Ms. Julie Broussard is the Country Programme Manager for the UN Women China Office. She is also Chair of the UN Theme Group on Gender, a forum which advocates gender equality in the work of the UN System and wider donor community.
As Head of the UN Women China office, Ms. Broussard oversees a variety of programs addressing gender & corporate social responsibility, gender dimensions of climate change and natural disasters, eliminating gender-based violence, women’s economic participation, and women’s political participation and leadership. Through the UN, she works closely with a variety of government institutions, including several ministries and the All China Women’s Federation. Before coming to UN Women, she worked for UNFPA, UNESCO, and the World Bank.
Ms. Broussard received her MPA from the School of Public and Environmental Affairs from Indiana Univeristy and her EdD from the Harvard Graduate School of Education.
Companies around the world have started to realize that promoting gender diversity in the workplace is not only a step forward toward gender parity, it’s also about hiring the best workers, including many highly talented women, in order to increase company performance.
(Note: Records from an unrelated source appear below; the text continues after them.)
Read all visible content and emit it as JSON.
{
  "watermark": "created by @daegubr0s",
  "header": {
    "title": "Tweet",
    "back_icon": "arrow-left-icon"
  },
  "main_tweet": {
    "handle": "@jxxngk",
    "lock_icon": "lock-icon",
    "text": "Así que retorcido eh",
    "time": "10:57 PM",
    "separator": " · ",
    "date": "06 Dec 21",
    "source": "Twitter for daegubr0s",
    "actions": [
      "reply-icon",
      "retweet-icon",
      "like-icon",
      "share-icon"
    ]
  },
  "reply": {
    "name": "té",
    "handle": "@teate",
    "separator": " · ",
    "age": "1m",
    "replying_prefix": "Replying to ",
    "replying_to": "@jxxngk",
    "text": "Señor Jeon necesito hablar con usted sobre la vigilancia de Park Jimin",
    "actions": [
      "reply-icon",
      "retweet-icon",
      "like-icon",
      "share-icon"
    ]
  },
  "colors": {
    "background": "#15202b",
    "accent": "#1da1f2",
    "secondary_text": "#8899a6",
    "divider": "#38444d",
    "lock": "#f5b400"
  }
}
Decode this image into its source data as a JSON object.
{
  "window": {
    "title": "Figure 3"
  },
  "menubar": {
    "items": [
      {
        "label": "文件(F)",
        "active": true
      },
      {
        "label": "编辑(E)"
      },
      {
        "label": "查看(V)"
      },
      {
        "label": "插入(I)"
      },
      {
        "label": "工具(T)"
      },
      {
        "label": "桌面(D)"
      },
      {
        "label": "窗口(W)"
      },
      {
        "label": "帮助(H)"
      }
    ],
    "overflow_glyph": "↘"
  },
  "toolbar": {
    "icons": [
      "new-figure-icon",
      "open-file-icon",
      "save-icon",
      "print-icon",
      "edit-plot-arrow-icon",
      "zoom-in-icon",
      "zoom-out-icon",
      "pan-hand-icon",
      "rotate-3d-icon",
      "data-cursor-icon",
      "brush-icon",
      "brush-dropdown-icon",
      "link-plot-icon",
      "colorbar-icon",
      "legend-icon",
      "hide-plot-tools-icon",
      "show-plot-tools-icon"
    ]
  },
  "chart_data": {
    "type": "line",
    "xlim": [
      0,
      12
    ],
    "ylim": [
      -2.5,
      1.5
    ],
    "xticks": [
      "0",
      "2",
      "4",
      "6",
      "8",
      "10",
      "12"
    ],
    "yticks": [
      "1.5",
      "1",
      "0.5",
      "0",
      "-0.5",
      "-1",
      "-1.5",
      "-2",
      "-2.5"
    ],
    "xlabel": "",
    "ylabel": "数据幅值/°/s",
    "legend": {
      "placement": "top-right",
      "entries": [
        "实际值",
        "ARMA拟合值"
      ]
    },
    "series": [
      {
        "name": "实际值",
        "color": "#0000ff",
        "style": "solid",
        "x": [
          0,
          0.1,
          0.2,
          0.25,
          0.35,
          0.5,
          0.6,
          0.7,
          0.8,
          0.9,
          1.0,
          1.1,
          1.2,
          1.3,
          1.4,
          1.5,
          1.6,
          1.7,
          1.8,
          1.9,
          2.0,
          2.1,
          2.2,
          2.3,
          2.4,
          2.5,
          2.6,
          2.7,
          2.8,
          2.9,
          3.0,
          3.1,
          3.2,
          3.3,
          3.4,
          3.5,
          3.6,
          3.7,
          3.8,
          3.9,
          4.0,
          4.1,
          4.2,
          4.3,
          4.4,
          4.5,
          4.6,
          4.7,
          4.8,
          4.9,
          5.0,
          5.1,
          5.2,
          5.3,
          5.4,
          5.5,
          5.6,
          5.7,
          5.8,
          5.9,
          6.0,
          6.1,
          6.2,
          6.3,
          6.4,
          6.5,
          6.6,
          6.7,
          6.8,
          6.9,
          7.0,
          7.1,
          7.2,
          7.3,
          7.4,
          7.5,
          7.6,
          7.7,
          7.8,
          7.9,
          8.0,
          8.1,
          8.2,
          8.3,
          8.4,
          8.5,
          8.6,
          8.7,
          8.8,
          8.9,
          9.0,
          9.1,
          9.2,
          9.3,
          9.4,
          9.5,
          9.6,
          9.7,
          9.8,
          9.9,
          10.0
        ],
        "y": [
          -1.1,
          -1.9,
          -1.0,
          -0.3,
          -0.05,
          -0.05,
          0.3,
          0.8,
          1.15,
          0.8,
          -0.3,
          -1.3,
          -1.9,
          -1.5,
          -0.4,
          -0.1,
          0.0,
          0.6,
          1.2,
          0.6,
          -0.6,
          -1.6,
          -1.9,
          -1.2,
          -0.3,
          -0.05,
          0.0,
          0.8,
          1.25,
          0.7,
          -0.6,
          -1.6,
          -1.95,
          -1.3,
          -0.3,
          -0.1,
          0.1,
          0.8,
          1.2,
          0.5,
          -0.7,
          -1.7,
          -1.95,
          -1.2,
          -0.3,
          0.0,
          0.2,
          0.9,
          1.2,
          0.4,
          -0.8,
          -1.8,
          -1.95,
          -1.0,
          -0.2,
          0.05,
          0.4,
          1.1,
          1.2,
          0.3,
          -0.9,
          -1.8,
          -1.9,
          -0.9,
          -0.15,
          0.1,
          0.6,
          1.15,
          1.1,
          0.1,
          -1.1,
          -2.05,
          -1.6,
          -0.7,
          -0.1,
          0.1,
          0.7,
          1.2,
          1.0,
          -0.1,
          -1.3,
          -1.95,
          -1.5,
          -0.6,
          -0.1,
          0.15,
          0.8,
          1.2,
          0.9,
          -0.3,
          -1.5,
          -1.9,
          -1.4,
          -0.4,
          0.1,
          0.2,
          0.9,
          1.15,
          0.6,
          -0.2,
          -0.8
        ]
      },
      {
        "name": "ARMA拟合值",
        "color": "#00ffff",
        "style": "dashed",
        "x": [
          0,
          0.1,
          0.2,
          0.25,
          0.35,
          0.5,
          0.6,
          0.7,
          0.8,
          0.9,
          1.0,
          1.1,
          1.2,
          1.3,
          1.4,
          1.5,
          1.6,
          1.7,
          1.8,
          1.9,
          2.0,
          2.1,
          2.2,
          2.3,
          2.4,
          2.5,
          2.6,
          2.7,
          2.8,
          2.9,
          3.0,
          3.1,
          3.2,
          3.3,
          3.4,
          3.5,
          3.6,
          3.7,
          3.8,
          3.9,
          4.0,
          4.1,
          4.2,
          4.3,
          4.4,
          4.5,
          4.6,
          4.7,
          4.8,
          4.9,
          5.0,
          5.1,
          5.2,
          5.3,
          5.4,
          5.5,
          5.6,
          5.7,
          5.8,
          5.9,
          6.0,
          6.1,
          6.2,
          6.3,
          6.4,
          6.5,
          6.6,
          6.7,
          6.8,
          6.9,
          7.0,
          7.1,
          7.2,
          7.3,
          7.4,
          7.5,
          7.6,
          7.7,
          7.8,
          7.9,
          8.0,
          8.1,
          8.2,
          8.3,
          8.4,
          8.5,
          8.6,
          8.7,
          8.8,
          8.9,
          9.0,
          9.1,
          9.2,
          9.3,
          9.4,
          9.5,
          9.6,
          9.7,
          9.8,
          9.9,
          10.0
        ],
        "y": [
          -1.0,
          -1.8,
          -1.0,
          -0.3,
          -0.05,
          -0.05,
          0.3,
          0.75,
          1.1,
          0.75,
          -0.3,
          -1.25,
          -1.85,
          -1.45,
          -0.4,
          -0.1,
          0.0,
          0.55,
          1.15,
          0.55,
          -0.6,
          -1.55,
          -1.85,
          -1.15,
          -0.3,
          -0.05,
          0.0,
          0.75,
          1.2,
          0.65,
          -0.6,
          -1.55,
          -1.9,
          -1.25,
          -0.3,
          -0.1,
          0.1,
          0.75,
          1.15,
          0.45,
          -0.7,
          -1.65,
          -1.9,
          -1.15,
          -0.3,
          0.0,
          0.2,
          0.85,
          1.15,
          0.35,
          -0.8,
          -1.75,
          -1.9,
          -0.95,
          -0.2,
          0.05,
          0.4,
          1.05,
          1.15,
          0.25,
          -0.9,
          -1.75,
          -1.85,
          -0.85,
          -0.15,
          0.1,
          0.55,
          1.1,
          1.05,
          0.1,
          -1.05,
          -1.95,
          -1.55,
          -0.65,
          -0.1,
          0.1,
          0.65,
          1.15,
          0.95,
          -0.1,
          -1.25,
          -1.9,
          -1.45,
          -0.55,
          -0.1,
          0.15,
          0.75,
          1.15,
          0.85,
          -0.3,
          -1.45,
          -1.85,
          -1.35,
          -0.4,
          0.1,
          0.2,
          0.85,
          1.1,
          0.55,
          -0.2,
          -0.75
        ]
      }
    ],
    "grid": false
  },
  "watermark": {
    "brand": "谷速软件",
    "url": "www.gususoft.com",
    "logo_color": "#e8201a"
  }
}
Research, such as data from the Korn Ferry study in the Asia-Pacific region, which included Chinese companies, found that companies with more women tend to have a higher return in equity; there is also a correlation between a higher number of female board of director members and better financial performance. Yet, CEOs don’t necessarily know how to make this a business reality.
1. Make gender equality a commitment
Business leaders who want to advance gender equality should start by making it a commitment. They can set specific targets, and implement policies to address issues such as closing the gender pay gap, achieving gender parity in senior management and board positions, making paid parental leave available to both men and women. Commitments must be bold, with a date by which they intend to achieve their targets.
This strategy has proven to be effective. The ten business leaders who made a commitment to achieve gender parity in their company – at the launch of UN Women’s IMPACT 10x10x10 initiative in 2015 at the World Economic Forum in Davos – have seen impressive results in a short period of time. For example, Tupperware has achieved board parity (50%) while PwC has doubled its number of women in senior leadership in just 9 months, with women comprising 44% of these positions.
2. Be transparent
Commitments with clear targets have given positive results, but CEOs must also commit to be transparent and publicly report data on their progress towards gender equality. This will also help identify gaps in existing practices and policies, and develop effective action plans. Companies will be able to learn from each other’s best practices, benchmarking performance against competitors. This will help attract and retain the best talents, half of whom are women. Transparency creates accountability, and only this way can commitments to achieve gender equality be taken seriously by employees, senior managers and outside stakeholders.
3. Empower women
Managers should explore the best practices to contribute to women’s professional development and foster the creation of an environment where they can realize their potentials. Companies around the world have implemented programmes to empower women. For example, Deloitte Australia’s programme ‘Inspiring Women’ supports women’s career development, both within and outside the company. Winners of the Inspiring Women Awards are provided with AUD 15,000 to further their education and complete courses of their choosing.
4. Engage men
Men’s active participation is key to build a more gender equal world. When men take the message of gender equality to other men, change happens. A simple way to engage men is to encourage them to support women in their careers. At work, it means creating an environment where women can grow, and advance their careers. We need more men – and women – to believe that women are as capable as men of making their voice heard in the corporate boardroom, and climb the management ladder. At home, support means sharing housework and care duties. These actions help women to have both a family and a career, and create a healthier environment for the whole family.
5. Address the traditional gender norms
In China, the traditional gender norms of “men working outside and women caring for the home” are still prevalent. Data from UNRISD shows that Chinese women spend on average almost three times as many hours as men on unpaid work, including housework and childcare. As a result, despite progress made in education – with women representing a little over half of university graduates – women are still under-represented in leadership and top-management positions, earn on average 35% less than men for performing similar work, and face employment discrimination.
Yet, companies can dismantle traditional gender roles by implementing policies that enable men and women to share housework and childcare, such as paid parental leave. Chinese men are entitled to very little paternity leave, but companies could extend this leave beyond what is provided by the law. For example, PwC’s programme ‘Full Circle’ allows both men and women to leave the company temporarily for care reasons, with continued access to training and guaranteed return to their careers when they are ready.
Gender equality means that men and women should have access to equal opportunities of growth and career advancements. The workplace should acknowledge family duties, but should not assume that they are the sole responsibility of women, rather the shared duty of both sexes. Promoting gender equality in the workplace is a step forward that paves the way for a better future for society and a stronger bottom line for companies.
Article by Julie Broussard for the EVE Program